Being a GC can be a great job. And as ex-HP GC Ann Baskins has learned, at times it’s an extremely difficult one.
Sue Reisinger of Corporate Counsel magazine gives a very close look at the twists and turns Ms. Baskins’ role in the director leak saga. The entire article is worth a close reading.
Beginning like the first page of a novel by Dickens, Ms. Reisinger lets us know quickly who is going to take a large part of the blame:
While Baskins sat quietly, former HP Chairwoman Patricia Dunn and CEO Mark Hurd told the committee that Baskins was to blame for the mess. They said that she had given them bad legal advice, and that she knew about and permitted the use of “pretexting” — using false pretenses to obtain personal information about others. Even Baskins’ longtime friend and HP’s outside counsel, Larry Sonsini of Wilson Sonsini Goodrich & Rosati, told Congress: “I think the record has become quite clear that who was in charge [of the spying] was the HP internal legal department. They took the responsibility on, rightly or wrongly.”
So much for teamwork, which is tough to expect when you have to go through this:
(Credit: Chuck Kennedy/MCT)
A reaction from a quoted-but-anonymous GC caught my eye:
One GC who has overseen investigations for his Fortune 500 media company says that beyond the legal and the ethical issues, Baskins failed to ask the crucial question: “How will all this affect the company if it shows up on page one of The New York Times?”
Bingo. That’s a line I’ve used in every compliance training I’ve ever performed. (Note: just insert name of local paper; the Times doesn’t resonate everywhere west of the Hudson.)
At the hearing, Congress couldn’t resist the opportunity to manufacture sound bites, either. Why don’t they spend more time on issues that are truly in the national interest? Like steroids in baseball?

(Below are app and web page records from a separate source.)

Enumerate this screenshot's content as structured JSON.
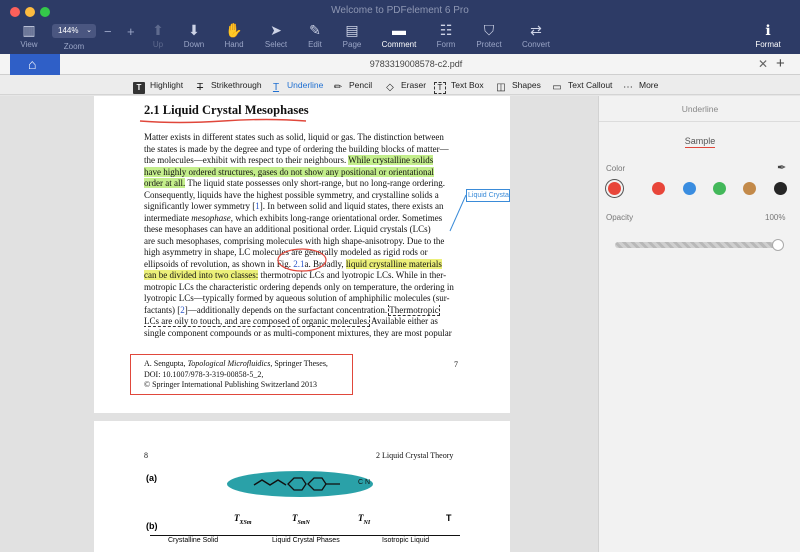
{
  "window": {
    "title": "Welcome to PDFelement 6 Pro"
  },
  "toolbar": {
    "zoom_value": "144%",
    "zoom_label": "Zoom",
    "items": [
      {
        "label": "View",
        "icon": "sidebar-view-icon"
      },
      {
        "label": "Up",
        "icon": "arrow-up-icon"
      },
      {
        "label": "Down",
        "icon": "arrow-down-icon"
      },
      {
        "label": "Hand",
        "icon": "hand-icon"
      },
      {
        "label": "Select",
        "icon": "cursor-icon"
      },
      {
        "label": "Edit",
        "icon": "edit-icon"
      },
      {
        "label": "Page",
        "icon": "page-icon"
      },
      {
        "label": "Comment",
        "icon": "comment-icon"
      },
      {
        "label": "Form",
        "icon": "form-icon"
      },
      {
        "label": "Protect",
        "icon": "protect-icon"
      },
      {
        "label": "Convert",
        "icon": "convert-icon"
      },
      {
        "label": "Format",
        "icon": "format-icon"
      }
    ]
  },
  "tabs": {
    "document": "9783319008578-c2.pdf"
  },
  "comment_toolbar": [
    {
      "label": "Highlight",
      "icon": "highlight-icon"
    },
    {
      "label": "Strikethrough",
      "icon": "strikethrough-icon"
    },
    {
      "label": "Underline",
      "icon": "underline-icon"
    },
    {
      "label": "Pencil",
      "icon": "pencil-icon"
    },
    {
      "label": "Eraser",
      "icon": "eraser-icon"
    },
    {
      "label": "Text Box",
      "icon": "textbox-icon"
    },
    {
      "label": "Shapes",
      "icon": "shapes-icon"
    },
    {
      "label": "Text Callout",
      "icon": "callout-icon"
    },
    {
      "label": "More",
      "icon": "more-icon"
    }
  ],
  "page1": {
    "heading": "2.1 Liquid Crystal Mesophases",
    "lines": [
      "Matter exists in different states such as solid, liquid or gas. The distinction between",
      "the states is made by the degree and type of ordering the building blocks of matter—",
      "the molecules—exhibit with respect to their neighbours.",
      "While crystalline solids",
      "have highly ordered structures, gases do not show any positional or orientational",
      "order at all.",
      " The liquid state possesses only short-range, but no long-range ordering.",
      "Consequently, liquids have the highest possible symmetry, and crystalline solids a",
      "significantly lower symmetry [",
      "1",
      "]. In between solid and liquid states, there exists an",
      "intermediate ",
      "mesophase",
      ", which exhibits long-range orientational order. Sometimes",
      "these mesophases can have an additional positional order. Liquid crystals (LCs)",
      "are such mesophases, comprising molecules with high shape-anisotropy. Due to the",
      "high asymmetry in shape, LC molecules are generally modeled as rigid rods or",
      "ellipsoids of revolution, as shown in Fig. ",
      "2.1",
      "a. Broadly, ",
      "liquid crystalline materials",
      "can be divided into two classes:",
      " thermotropic LCs and lyotropic LCs. While in ther-",
      "motropic LCs the characteristic ordering depends only on temperature, the ordering in",
      "lyotropic LCs—typically formed by aqueous solution of amphiphilic molecules (sur-",
      "factants) [",
      "2",
      "]—additionally depends on the surfactant concentration. ",
      "Thermotropic",
      "LCs are oily to touch, and are composed of organic molecules.",
      " Available either as",
      "single component compounds or as multi-component mixtures, they are most popular"
    ],
    "footnote": [
      "A. Sengupta, ",
      "Topological Microfluidics",
      ", Springer Theses,",
      "DOI: 10.1007/978-3-319-00858-5_2,",
      "© Springer International Publishing Switzerland 2013"
    ],
    "page_number": "7",
    "callout_text": "Liquid Crysta"
  },
  "page2": {
    "page_number": "8",
    "running_head": "2   Liquid Crystal Theory",
    "panel_a": "(a)",
    "panel_b": "(b)",
    "molecule_label": "C N",
    "axis": {
      "t_xsm": "T",
      "t_xsm_sub": "XSm",
      "t_smn": "T",
      "t_smn_sub": "SmN",
      "t_ni": "T",
      "t_ni_sub": "NI",
      "t": "T",
      "phases": [
        "Crystalline Solid",
        "Liquid Crystal Phases",
        "Isotropic Liquid"
      ]
    }
  },
  "panel": {
    "title": "Underline",
    "sample": "Sample",
    "color_label": "Color",
    "opacity_label": "Opacity",
    "opacity_value": "100%",
    "opacity_level": 1.0,
    "swatches": [
      "#e8463a",
      "#e8463a",
      "#3a8de0",
      "#43b85a",
      "#c38a4a",
      "#262626"
    ],
    "selected_swatch": 0
  },
  "colors": {
    "toolbar_bg": "#2d3b66",
    "accent": "#2f5fc7",
    "highlight_yellow": "#ecf07a",
    "highlight_green": "#c4ee8c",
    "annotation_red": "#e0473b",
    "callout_blue": "#3a8bd8"
  }
}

In fact, Congress is engaged in some pretexting itself; CEO Mark Hurd still find himself under scrutiny for stock sales at the time things were starting to unravel.